REQUIRED ACTION: Every entry that appears below is to be output exactly.

(RECORDED DATA Opens)

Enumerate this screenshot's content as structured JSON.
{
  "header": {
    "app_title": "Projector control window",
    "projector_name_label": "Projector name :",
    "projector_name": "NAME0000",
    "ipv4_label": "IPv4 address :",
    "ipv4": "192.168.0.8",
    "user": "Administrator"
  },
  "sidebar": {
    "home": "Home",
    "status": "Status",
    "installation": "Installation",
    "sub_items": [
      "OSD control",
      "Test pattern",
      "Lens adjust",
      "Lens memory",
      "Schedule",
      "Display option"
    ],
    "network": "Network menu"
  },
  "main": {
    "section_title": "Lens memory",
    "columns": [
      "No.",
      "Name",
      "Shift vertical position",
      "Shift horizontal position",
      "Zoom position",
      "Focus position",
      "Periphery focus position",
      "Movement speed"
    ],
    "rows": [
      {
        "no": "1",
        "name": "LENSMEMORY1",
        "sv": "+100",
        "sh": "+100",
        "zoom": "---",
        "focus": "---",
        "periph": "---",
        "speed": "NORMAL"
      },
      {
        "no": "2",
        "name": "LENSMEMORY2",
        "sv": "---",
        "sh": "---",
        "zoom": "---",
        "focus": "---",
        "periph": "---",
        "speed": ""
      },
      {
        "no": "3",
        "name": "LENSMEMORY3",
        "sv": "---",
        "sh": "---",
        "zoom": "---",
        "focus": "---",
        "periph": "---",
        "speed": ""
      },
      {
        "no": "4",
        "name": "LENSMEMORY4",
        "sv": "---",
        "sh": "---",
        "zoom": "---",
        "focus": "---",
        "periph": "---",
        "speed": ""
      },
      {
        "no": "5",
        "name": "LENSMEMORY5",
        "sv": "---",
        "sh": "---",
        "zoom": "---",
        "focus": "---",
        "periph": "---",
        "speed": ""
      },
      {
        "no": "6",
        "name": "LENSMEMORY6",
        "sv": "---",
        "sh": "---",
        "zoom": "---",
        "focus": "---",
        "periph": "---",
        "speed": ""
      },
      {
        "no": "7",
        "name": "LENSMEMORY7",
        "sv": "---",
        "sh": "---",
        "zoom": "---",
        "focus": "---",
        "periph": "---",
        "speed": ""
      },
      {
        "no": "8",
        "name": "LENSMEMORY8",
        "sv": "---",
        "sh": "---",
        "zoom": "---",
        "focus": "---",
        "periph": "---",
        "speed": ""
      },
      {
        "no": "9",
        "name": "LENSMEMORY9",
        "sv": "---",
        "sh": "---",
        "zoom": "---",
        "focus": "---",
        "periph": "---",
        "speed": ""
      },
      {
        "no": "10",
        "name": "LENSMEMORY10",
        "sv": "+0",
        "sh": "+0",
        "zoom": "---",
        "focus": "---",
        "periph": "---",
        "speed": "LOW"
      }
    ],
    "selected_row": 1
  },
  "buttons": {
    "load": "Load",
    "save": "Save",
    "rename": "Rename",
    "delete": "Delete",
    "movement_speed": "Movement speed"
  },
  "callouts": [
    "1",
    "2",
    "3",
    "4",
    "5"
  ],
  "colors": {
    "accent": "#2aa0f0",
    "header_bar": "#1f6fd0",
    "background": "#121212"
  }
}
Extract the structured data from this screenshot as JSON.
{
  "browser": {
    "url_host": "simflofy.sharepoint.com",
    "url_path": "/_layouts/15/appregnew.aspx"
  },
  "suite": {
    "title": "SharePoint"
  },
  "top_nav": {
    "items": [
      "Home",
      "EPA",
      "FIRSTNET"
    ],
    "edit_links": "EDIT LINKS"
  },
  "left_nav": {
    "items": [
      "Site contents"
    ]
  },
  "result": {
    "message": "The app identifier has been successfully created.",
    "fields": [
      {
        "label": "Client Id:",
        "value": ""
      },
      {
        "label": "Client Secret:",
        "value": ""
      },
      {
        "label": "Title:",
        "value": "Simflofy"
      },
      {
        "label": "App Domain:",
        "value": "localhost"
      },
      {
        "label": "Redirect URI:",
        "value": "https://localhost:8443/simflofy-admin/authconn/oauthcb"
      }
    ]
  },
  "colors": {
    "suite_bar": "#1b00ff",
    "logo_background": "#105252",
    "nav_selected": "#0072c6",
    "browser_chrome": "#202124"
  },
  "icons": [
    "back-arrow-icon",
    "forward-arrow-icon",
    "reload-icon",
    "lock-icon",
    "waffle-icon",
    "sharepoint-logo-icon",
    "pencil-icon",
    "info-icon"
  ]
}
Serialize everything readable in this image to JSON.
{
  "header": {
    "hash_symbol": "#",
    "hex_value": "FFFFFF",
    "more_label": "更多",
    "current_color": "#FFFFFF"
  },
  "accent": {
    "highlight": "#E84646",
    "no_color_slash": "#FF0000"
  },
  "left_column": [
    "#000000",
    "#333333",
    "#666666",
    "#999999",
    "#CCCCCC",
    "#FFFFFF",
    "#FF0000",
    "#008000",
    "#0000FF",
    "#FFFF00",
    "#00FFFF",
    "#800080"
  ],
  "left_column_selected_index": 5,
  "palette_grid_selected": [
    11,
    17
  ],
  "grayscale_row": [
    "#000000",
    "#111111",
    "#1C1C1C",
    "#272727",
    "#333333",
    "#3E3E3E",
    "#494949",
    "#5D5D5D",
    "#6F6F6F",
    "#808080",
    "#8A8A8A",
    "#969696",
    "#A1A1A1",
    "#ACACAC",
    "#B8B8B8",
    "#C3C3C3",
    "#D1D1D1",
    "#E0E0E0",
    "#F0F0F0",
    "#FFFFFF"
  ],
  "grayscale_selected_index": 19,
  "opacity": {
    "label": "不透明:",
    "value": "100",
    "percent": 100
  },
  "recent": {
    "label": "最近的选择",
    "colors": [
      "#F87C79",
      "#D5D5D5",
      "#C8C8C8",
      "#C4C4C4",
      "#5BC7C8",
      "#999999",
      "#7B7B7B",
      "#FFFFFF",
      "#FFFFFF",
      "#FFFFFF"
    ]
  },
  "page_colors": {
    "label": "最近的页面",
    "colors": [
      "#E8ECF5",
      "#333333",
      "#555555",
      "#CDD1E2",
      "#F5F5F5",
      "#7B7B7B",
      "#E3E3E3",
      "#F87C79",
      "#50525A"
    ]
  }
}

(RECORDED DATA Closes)

TASK RESPONSE:
Enumerate this screenshot's content as structured JSON.
{
  "header": {
    "app_title": "Projector control window",
    "projector_name_label": "Projector name :",
    "projector_name": "NAME0000",
    "ipv4_label": "IPv4 address :",
    "ipv4": "192.168.0.8",
    "user": "Administrator"
  },
  "sidebar": {
    "home": "Home",
    "status": "Status",
    "installation": "Installation",
    "sub_items": [
      "OSD control",
      "Test pattern",
      "Lens adjust",
      "Lens memory",
      "Schedule",
      "Display option"
    ],
    "network": "Network menu"
  },
  "main": {
    "section_title": "Lens memory",
    "columns": [
      "No.",
      "Name",
      "Shift vertical position",
      "Shift horizontal position",
      "Zoom position",
      "Focus position",
      "Periphery focus position",
      "Movement speed"
    ],
    "rows": [
      {
        "no": "1",
        "name": "LENSMEMORY1",
        "sv": "+100",
        "sh": "+100",
        "zoom": "---",
        "focus": "---",
        "periph": "---",
        "speed": "NORMAL"
      },
      {
        "no": "2",
        "name": "LENSMEMORY2",
        "sv": "---",
        "sh": "---",
        "zoom": "---",
        "focus": "---",
        "periph": "---",
        "speed": ""
      },
      {
        "no": "3",
        "name": "LENSMEMORY3",
        "sv": "---",
        "sh": "---",
        "zoom": "---",
        "focus": "---",
        "periph": "---",
        "speed": ""
      },
      {
        "no": "4",
        "name": "LENSMEMORY4",
        "sv": "---",
        "sh": "---",
        "zoom": "---",
        "focus": "---",
        "periph": "---",
        "speed": ""
      },
      {
        "no": "5",
        "name": "LENSMEMORY5",
        "sv": "---",
        "sh": "---",
        "zoom": "---",
        "focus": "---",
        "periph": "---",
        "speed": ""
      },
      {
        "no": "6",
        "name": "LENSMEMORY6",
        "sv": "---",
        "sh": "---",
        "zoom": "---",
        "focus": "---",
        "periph": "---",
        "speed": ""
      },
      {
        "no": "7",
        "name": "LENSMEMORY7",
        "sv": "---",
        "sh": "---",
        "zoom": "---",
        "focus": "---",
        "periph": "---",
        "speed": ""
      },
      {
        "no": "8",
        "name": "LENSMEMORY8",
        "sv": "---",
        "sh": "---",
        "zoom": "---",
        "focus": "---",
        "periph": "---",
        "speed": ""
      },
      {
        "no": "9",
        "name": "LENSMEMORY9",
        "sv": "---",
        "sh": "---",
        "zoom": "---",
        "focus": "---",
        "periph": "---",
        "speed": ""
      },
      {
        "no": "10",
        "name": "LENSMEMORY10",
        "sv": "+0",
        "sh": "+0",
        "zoom": "---",
        "focus": "---",
        "periph": "---",
        "speed": "LOW"
      }
    ],
    "selected_row": 1
  },
  "buttons": {
    "load": "Load",
    "save": "Save",
    "rename": "Rename",
    "delete": "Delete",
    "movement_speed": "Movement speed"
  },
  "callouts": [
    "1",
    "2",
    "3",
    "4",
    "5"
  ],
  "colors": {
    "accent": "#2aa0f0",
    "header_bar": "#1f6fd0",
    "background": "#121212"
  }
}
Extract the structured data from this screenshot as JSON.
{
  "browser": {
    "url_host": "simflofy.sharepoint.com",
    "url_path": "/_layouts/15/appregnew.aspx"
  },
  "suite": {
    "title": "SharePoint"
  },
  "top_nav": {
    "items": [
      "Home",
      "EPA",
      "FIRSTNET"
    ],
    "edit_links": "EDIT LINKS"
  },
  "left_nav": {
    "items": [
      "Site contents"
    ]
  },
  "result": {
    "message": "The app identifier has been successfully created.",
    "fields": [
      {
        "label": "Client Id:",
        "value": ""
      },
      {
        "label": "Client Secret:",
        "value": ""
      },
      {
        "label": "Title:",
        "value": "Simflofy"
      },
      {
        "label": "App Domain:",
        "value": "localhost"
      },
      {
        "label": "Redirect URI:",
        "value": "https://localhost:8443/simflofy-admin/authconn/oauthcb"
      }
    ]
  },
  "colors": {
    "suite_bar": "#1b00ff",
    "logo_background": "#105252",
    "nav_selected": "#0072c6",
    "browser_chrome": "#202124"
  },
  "icons": [
    "back-arrow-icon",
    "forward-arrow-icon",
    "reload-icon",
    "lock-icon",
    "waffle-icon",
    "sharepoint-logo-icon",
    "pencil-icon",
    "info-icon"
  ]
}
Serialize everything readable in this image to JSON.
{
  "header": {
    "hash_symbol": "#",
    "hex_value": "FFFFFF",
    "more_label": "更多",
    "current_color": "#FFFFFF"
  },
  "accent": {
    "highlight": "#E84646",
    "no_color_slash": "#FF0000"
  },
  "left_column": [
    "#000000",
    "#333333",
    "#666666",
    "#999999",
    "#CCCCCC",
    "#FFFFFF",
    "#FF0000",
    "#008000",
    "#0000FF",
    "#FFFF00",
    "#00FFFF",
    "#800080"
  ],
  "left_column_selected_index": 5,
  "palette_grid_selected": [
    11,
    17
  ],
  "grayscale_row": [
    "#000000",
    "#111111",
    "#1C1C1C",
    "#272727",
    "#333333",
    "#3E3E3E",
    "#494949",
    "#5D5D5D",
    "#6F6F6F",
    "#808080",
    "#8A8A8A",
    "#969696",
    "#A1A1A1",
    "#ACACAC",
    "#B8B8B8",
    "#C3C3C3",
    "#D1D1D1",
    "#E0E0E0",
    "#F0F0F0",
    "#FFFFFF"
  ],
  "grayscale_selected_index": 19,
  "opacity": {
    "label": "不透明:",
    "value": "100",
    "percent": 100
  },
  "recent": {
    "label": "最近的选择",
    "colors": [
      "#F87C79",
      "#D5D5D5",
      "#C8C8C8",
      "#C4C4C4",
      "#5BC7C8",
      "#999999",
      "#7B7B7B",
      "#FFFFFF",
      "#FFFFFF",
      "#FFFFFF"
    ]
  },
  "page_colors": {
    "label": "最近的页面",
    "colors": [
      "#E8ECF5",
      "#333333",
      "#555555",
      "#CDD1E2",
      "#F5F5F5",
      "#7B7B7B",
      "#E3E3E3",
      "#F87C79",
      "#50525A"
    ]
  }
}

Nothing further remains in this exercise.